Exclusive interview with Aurelia Figueroa, researcher at the German Development Institute / Deutsches Institut für Entwicklungspolitik (DIE). She will address the African Utility Week large power users track on “The human factor in energy efficiency initiatives: Lessons from developing economies”.
1.Tell us more about your organisation and your activities in the utility industry?
The German Development Institute / Deutsches Institut für Entwicklungspolitik (DIE) operates as the Think Tank for the German Federal Ministry of Economic Co-operation and Development (BMZ), providing policy advice on a range of topics. The DIE has been engaged in the utility industry by conducting a number of studies related to end-user energy efficiency. Among others, it has conducted empirical research on household energy efficiency in the Nairobi informal settlement of Kibera in Kenya and on industrial activities in South Africa.
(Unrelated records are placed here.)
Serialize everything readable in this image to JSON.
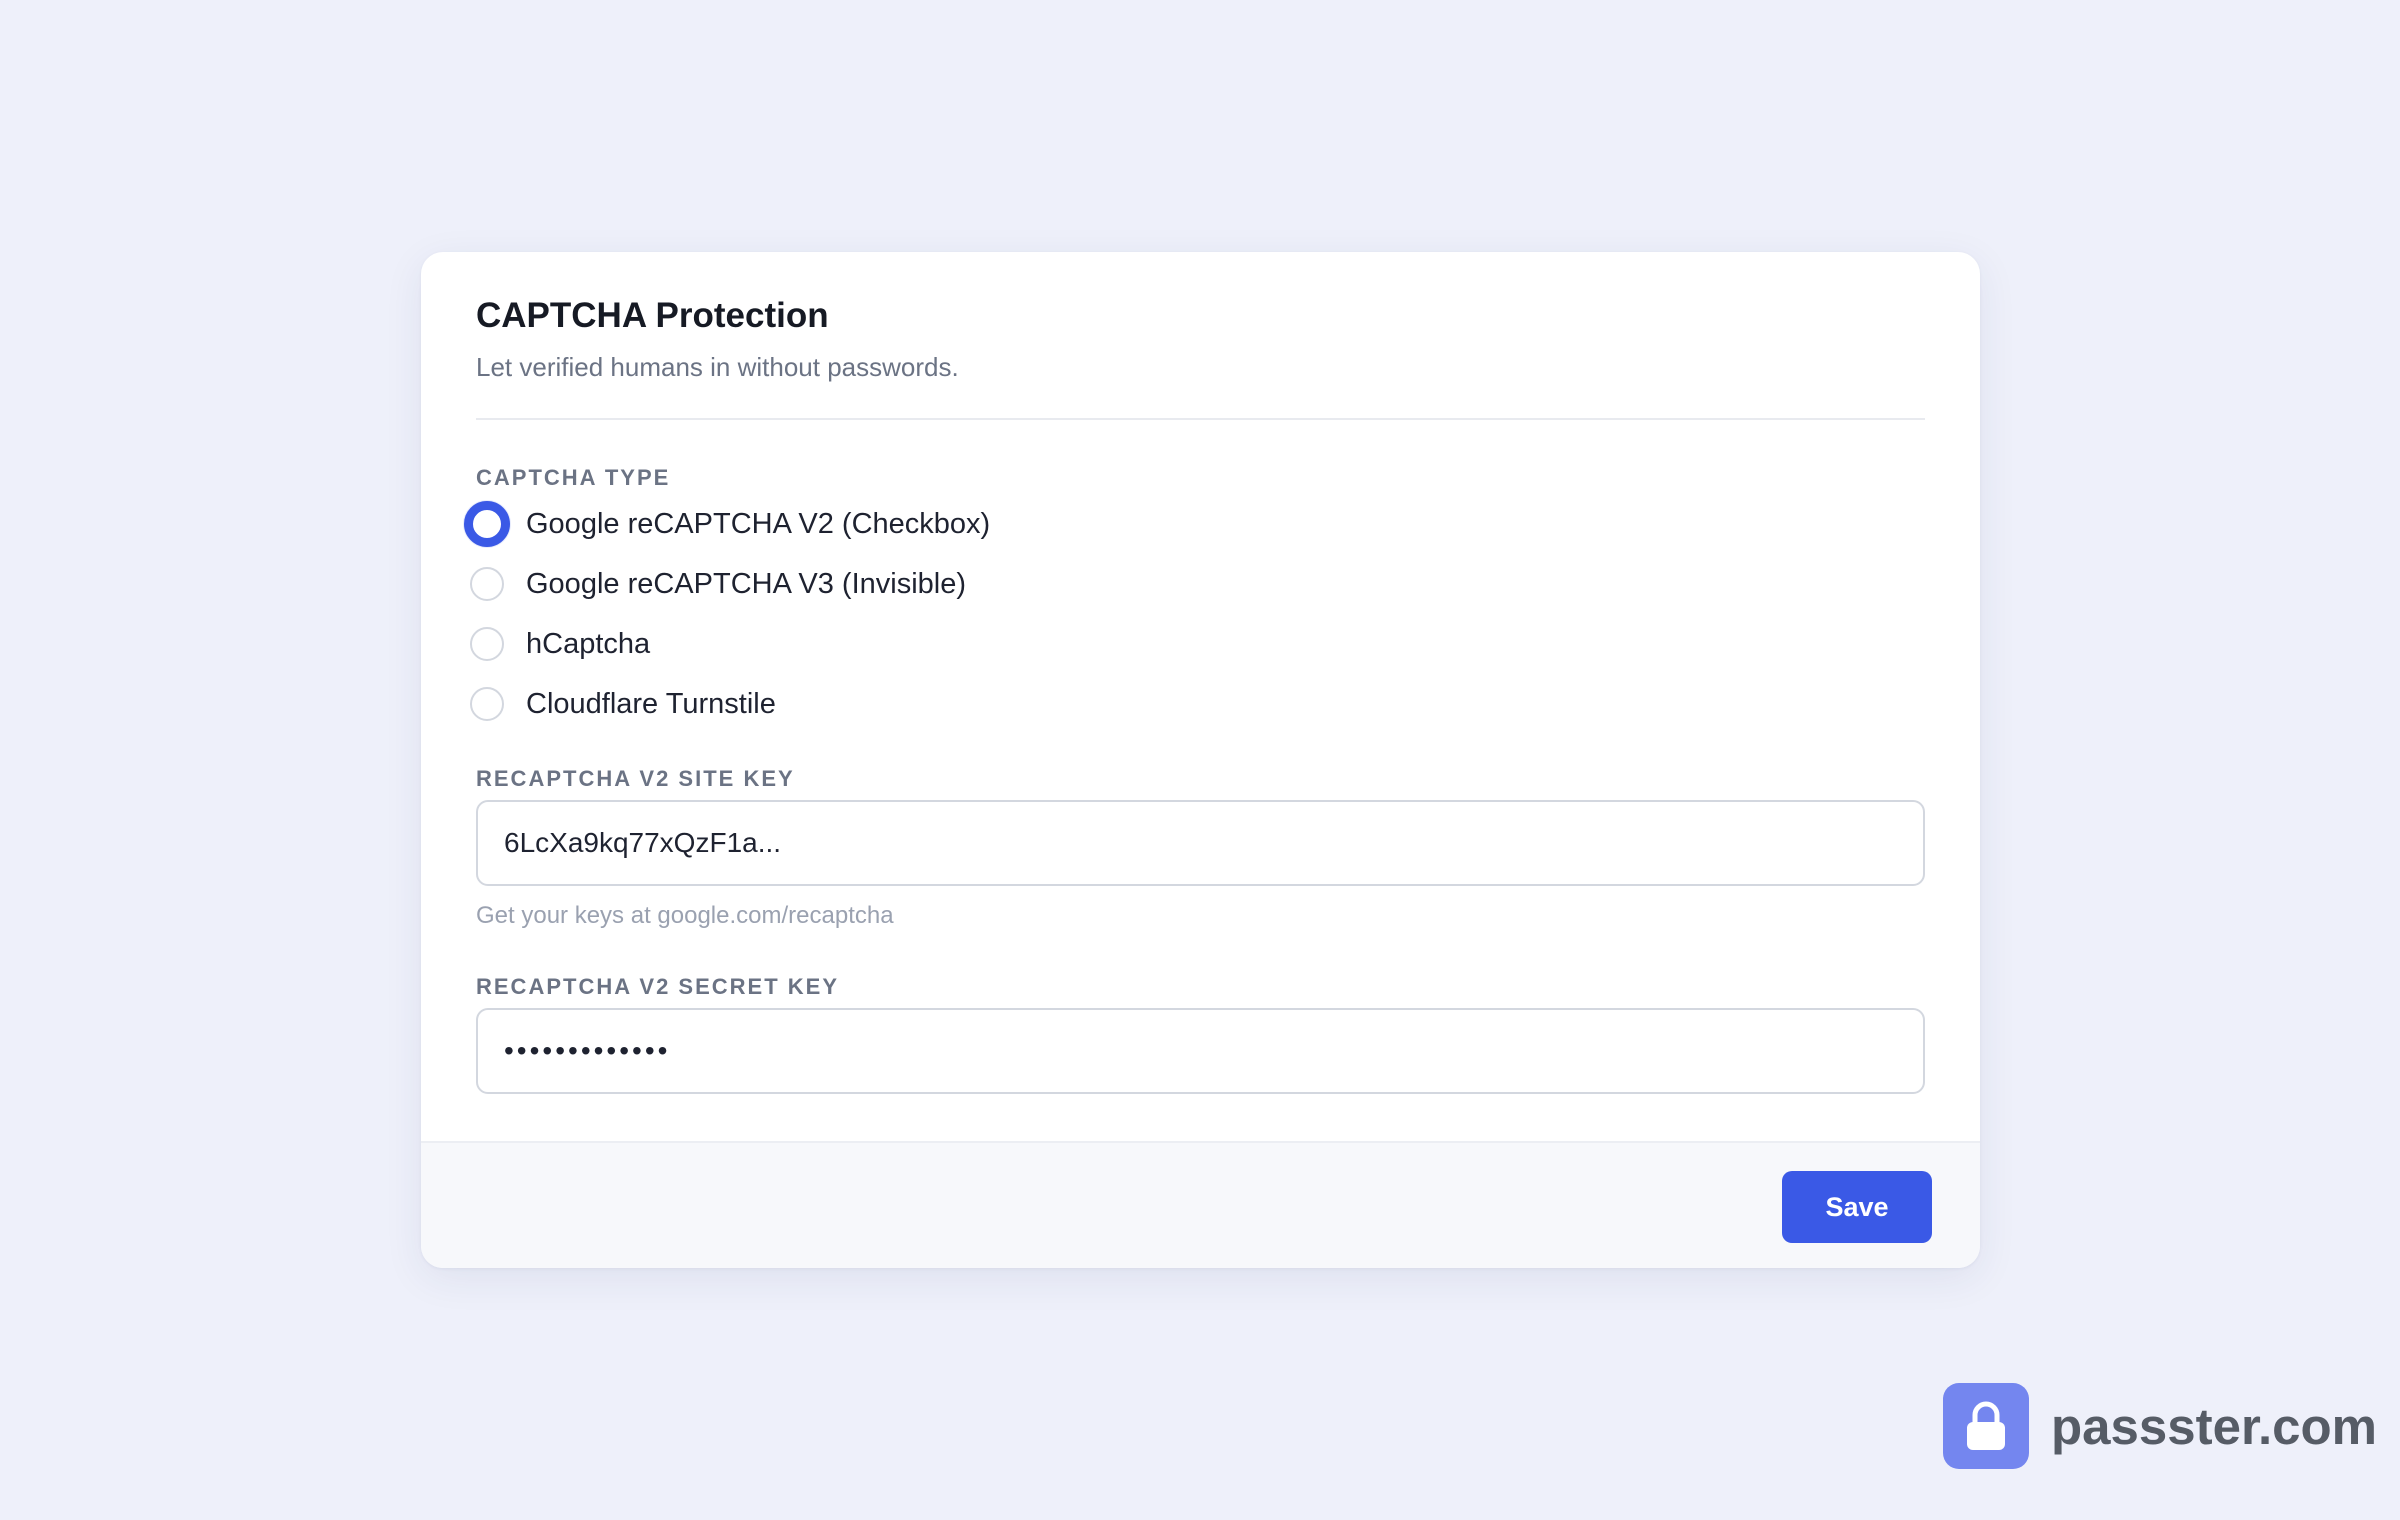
{
  "card": {
    "title": "CAPTCHA Protection",
    "subtitle": "Let verified humans in without passwords."
  },
  "captcha_type": {
    "label": "CAPTCHA TYPE",
    "selected": "Google reCAPTCHA V2 (Checkbox)",
    "options": [
      {
        "label": "Google reCAPTCHA V2 (Checkbox)",
        "checked": true
      },
      {
        "label": "Google reCAPTCHA V3 (Invisible)",
        "checked": false
      },
      {
        "label": "hCaptcha",
        "checked": false
      },
      {
        "label": "Cloudflare Turnstile",
        "checked": false
      }
    ]
  },
  "site_key": {
    "label": "RECAPTCHA V2 SITE KEY",
    "value": "6LcXa9kq77xQzF1a...",
    "hint": "Get your keys at google.com/recaptcha"
  },
  "secret_key": {
    "label": "RECAPTCHA V2 SECRET KEY",
    "value": "•••••••••••••"
  },
  "footer": {
    "save_label": "Save"
  },
  "brand": {
    "name": "passster.com",
    "icon": "lock-icon"
  },
  "colors": {
    "background": "#eef0fa",
    "accent": "#3a59e6",
    "brand_logo": "#7486ef"
  }
}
2.What in your view are the main challenges currently to the energy industry in Africa?
Much of the focus is frequently placed on the requirements of scaling up energy access and provision in Africa, and rightly so. However, this may unnecessarily ignore the welfare and energy security gains that can be realised through demand side management efforts. Although time and financial resources are tight, behaviour change can yield low-cost, high-value contributions in terms of demand reduction and welfare contributions. At the industry level, this would be a key input in terms of competitiveness.
Behaviour change is an important precursor and complement to technology upgrading and should be integrated more broadly into industrial energy efficiency initiatives. The valuation of behaviour modification can be difficult however, requiring the introduction of tailored structures to facilitate the provision of lines of credit to support behaviour change programmes, for example.
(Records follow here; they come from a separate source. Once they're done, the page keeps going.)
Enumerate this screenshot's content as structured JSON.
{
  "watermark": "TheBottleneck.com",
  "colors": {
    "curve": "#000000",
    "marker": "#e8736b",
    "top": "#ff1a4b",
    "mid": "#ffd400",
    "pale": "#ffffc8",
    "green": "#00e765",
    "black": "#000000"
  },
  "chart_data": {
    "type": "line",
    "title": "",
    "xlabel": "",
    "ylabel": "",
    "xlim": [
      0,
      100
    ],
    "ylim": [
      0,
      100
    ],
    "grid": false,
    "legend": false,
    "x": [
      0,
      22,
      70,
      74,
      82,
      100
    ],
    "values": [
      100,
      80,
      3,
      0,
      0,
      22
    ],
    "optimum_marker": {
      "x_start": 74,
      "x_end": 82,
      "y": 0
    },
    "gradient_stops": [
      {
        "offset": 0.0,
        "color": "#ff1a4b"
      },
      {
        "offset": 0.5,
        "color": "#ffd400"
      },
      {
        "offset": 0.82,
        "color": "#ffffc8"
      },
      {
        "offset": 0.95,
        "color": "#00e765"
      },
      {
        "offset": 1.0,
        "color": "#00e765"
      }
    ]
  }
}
3.Any specific project updates/success stories that you can share?
The DIE has conducted the first, to our knowledge, in-depth study of behavioural insights for energy efficiency among firms and households in developing and emerging economies. A randomised control trial conducted in Kenya has illustrated the value of behavioural inputs in encouraging demand side management measures.
4.You are part of the conference programme at this year’s African Utility Week in May, what will be your message?
My message will focus on the potential of behavioural insights to realise substantial savings in household and industry. Behaviour modification is certainly no easy task, and while it often requires deliberative reflection to identify useful entry points, it frequently yields high gains. While behaviour is a popular topic at the moment, I will go into detail to identify means of implementation, particularly drawing from empirical evidence on the African continent.
5.What are you most looking forward to at African Utility Week?
I am most looking forward to the exchange with implementers and the opportunity to further contextualize my own research while sharing evidence based policy recommendations.